Both specialties recognize that there are gaps in their respective workflows in terms of optimal communication and discordance resolution. Each specialty is taking steps to address these issues and limitations. In pathology, there are standardized cancer reporting templates developed by the CAP Cancer Committee that may require additional modifications to report negative biopsy results. In addition, there are current efforts within the pathology field to adopt standardized pathology terminology. This effort has been jointly developed by the CAP Cancer committee and the Pathology Electronic Reporting Taskforce (PERT), and was funded in part by the Centers for Disease Control and Prevention National Program of Cancer Registries (CDC NPCR). Several pathology vendors have begun incorporating these eCC templates into their reporting systems. 19

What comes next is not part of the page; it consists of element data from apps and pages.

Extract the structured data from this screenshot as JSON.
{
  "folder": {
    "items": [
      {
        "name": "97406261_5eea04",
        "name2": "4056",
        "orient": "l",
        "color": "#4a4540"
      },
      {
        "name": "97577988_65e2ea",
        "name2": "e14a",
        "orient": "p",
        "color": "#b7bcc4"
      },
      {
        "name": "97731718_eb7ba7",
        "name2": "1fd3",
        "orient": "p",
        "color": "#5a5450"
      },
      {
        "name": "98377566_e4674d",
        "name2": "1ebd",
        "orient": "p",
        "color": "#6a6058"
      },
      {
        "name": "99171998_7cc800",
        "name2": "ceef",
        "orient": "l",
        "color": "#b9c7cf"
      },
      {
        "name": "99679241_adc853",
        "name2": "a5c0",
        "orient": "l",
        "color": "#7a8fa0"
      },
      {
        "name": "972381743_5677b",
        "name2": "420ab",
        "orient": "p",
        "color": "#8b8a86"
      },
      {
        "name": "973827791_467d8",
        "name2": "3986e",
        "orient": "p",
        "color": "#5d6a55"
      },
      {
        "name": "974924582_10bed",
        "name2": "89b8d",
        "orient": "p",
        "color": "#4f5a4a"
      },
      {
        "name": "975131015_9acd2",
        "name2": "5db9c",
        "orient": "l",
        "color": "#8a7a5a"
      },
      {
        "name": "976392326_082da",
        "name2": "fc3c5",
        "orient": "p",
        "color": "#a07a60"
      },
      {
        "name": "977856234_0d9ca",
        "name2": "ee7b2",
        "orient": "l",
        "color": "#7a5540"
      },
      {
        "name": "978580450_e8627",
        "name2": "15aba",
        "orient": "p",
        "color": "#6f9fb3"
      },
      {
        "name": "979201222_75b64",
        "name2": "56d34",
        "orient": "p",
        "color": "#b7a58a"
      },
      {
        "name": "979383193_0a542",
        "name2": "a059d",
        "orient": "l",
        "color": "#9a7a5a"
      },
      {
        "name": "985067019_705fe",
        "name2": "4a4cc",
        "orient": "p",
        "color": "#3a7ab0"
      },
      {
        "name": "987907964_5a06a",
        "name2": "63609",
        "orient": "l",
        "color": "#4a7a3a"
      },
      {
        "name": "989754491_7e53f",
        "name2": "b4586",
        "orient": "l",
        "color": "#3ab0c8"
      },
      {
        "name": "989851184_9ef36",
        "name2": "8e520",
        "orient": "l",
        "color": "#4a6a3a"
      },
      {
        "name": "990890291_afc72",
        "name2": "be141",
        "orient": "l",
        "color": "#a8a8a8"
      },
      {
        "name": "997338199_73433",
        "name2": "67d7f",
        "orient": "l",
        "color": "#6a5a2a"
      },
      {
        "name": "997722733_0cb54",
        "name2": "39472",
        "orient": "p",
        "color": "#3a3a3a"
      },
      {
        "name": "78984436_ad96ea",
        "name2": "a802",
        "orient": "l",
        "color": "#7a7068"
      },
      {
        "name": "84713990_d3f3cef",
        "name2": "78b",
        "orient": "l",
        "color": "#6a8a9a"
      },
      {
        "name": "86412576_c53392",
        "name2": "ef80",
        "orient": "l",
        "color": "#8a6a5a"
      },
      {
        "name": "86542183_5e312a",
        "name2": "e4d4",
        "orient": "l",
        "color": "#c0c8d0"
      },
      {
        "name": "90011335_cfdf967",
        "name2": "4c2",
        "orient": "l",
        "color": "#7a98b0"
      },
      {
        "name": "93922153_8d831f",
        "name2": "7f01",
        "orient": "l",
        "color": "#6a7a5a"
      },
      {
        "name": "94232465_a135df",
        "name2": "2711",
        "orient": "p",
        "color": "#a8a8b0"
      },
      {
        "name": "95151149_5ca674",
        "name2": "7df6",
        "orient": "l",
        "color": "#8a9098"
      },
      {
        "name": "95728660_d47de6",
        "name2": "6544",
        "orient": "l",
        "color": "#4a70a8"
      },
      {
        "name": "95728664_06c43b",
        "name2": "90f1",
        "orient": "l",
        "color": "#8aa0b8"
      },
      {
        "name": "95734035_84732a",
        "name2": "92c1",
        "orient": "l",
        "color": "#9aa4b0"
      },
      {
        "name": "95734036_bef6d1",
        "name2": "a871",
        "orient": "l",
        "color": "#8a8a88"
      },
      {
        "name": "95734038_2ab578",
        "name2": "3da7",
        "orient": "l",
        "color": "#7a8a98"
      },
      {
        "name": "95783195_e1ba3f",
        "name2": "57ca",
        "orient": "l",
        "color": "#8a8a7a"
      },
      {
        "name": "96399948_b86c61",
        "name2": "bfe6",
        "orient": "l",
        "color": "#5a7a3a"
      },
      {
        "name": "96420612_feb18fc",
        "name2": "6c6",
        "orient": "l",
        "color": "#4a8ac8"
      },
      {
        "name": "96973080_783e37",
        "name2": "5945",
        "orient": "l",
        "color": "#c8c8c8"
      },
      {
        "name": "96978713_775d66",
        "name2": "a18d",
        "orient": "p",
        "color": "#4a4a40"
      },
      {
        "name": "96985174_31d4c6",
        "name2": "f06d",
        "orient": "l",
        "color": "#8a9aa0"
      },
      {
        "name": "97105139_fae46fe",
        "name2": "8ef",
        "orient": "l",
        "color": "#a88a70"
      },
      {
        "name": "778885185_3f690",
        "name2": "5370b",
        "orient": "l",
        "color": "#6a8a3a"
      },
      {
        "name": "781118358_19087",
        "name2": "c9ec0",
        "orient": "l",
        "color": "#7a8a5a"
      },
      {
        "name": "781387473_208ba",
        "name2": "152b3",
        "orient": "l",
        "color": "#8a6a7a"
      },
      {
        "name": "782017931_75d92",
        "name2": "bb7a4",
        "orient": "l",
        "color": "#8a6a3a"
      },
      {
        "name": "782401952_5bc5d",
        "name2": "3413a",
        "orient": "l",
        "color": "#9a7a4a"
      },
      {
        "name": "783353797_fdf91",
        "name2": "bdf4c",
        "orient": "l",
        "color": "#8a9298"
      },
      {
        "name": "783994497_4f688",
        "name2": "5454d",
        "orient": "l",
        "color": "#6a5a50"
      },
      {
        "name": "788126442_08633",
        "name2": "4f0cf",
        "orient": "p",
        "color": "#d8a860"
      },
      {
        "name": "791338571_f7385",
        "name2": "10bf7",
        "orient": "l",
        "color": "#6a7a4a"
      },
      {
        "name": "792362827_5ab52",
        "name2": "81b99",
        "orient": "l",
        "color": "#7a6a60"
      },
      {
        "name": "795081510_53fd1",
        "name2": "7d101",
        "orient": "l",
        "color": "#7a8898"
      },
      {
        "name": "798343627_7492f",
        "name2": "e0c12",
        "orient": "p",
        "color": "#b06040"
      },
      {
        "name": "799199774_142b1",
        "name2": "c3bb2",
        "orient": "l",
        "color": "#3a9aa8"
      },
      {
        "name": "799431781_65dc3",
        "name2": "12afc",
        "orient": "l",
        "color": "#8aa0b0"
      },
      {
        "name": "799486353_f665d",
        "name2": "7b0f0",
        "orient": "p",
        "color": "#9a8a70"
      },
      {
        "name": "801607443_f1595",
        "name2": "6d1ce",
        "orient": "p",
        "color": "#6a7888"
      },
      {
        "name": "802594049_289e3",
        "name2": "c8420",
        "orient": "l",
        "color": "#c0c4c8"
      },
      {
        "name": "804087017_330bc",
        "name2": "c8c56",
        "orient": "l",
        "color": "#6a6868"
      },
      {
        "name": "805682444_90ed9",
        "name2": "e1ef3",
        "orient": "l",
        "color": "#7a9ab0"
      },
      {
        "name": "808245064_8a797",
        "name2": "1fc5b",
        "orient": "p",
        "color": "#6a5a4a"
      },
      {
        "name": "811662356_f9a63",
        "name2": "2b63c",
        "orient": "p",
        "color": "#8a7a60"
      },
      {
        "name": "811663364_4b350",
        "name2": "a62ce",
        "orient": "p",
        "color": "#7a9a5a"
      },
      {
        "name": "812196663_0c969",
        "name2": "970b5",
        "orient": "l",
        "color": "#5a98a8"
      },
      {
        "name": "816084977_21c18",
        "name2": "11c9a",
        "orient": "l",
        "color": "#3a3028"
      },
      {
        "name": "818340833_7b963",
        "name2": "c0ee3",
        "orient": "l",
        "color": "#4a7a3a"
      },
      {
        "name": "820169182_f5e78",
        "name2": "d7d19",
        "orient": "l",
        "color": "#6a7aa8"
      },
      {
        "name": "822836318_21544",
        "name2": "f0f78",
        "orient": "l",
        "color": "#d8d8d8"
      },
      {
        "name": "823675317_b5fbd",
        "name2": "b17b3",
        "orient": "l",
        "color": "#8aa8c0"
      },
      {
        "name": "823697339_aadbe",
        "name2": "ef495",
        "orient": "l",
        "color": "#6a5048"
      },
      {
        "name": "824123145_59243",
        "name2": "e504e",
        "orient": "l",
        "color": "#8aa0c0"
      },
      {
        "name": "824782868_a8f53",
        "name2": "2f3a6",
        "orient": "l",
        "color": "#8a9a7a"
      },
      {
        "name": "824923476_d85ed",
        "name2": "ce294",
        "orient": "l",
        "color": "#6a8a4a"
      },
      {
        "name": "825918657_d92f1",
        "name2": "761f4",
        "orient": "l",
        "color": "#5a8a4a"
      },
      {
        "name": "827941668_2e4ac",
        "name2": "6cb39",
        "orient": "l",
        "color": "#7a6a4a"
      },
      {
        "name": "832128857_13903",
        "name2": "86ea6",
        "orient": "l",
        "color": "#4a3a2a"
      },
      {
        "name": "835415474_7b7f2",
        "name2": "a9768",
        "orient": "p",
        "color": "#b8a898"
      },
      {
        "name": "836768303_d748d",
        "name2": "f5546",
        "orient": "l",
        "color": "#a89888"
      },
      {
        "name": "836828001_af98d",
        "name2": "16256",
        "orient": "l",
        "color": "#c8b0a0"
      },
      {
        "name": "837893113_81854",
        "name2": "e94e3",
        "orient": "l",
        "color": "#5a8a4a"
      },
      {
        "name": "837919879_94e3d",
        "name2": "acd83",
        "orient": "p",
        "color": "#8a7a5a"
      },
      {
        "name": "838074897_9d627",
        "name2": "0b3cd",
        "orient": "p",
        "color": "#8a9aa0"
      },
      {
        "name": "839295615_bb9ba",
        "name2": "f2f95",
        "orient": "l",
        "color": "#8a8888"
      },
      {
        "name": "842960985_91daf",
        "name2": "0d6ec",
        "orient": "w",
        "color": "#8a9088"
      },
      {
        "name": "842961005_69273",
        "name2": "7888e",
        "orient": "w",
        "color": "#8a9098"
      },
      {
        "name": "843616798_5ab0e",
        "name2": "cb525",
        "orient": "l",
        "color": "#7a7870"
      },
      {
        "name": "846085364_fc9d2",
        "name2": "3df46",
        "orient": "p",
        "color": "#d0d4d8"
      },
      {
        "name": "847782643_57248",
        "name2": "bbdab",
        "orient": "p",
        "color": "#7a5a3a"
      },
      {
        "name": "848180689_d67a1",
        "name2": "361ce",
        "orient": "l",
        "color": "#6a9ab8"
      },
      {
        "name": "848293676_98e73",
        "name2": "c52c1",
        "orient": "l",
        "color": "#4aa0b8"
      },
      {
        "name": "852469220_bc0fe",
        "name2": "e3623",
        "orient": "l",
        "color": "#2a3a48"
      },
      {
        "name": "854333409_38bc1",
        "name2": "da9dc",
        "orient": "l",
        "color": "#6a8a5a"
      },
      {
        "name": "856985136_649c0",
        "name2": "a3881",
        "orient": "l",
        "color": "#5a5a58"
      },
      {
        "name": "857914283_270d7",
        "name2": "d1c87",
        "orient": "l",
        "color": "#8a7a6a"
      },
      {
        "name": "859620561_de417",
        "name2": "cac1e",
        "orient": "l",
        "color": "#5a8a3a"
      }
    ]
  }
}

The radiology community has also undertaken similar endeavors in terms of standardized reporting and transmission of results. Beginning in 1983, ACR and National Electrical Manufacturers Association (NEMA) published a set of standards for the format and transmission of digital images that have come to be known Digital Imaging and Communications in Medicine (DICOM). The implementation of DICOM standards for medical images is nearly universal in radiology systems. Additional efforts that seek to address the limitations of reporting in radiology are underway. The Radiological Society of North America (RSNA) has released a comprehensive lexicon of radiology terms including procedure names called RadLex. 20 This tool extends the use of consistent terminology across radiology subspecialties. 20,21 RSNA is also developing structured reporting templates for common procedures in all radiological subspecialties. These report templates are designed to integrate all evidence collected during the imaging procedure including clinical data, coded terminology, technical parameters, measurements, annotations, and key images. 22 The templates need to be further modified and tested for the purpose of documenting biopsies and submitting specimens to pathology.
In addition to the progress made within each field, individual academic medical centers such as KUMC (discussed previously) are beginning to develop programs that facilitate the collaboration between the two specialties in order to improve patient care outcomes. Another example of the collaboration between the two specialties is the UCLA model that is discussed in detail in the next section.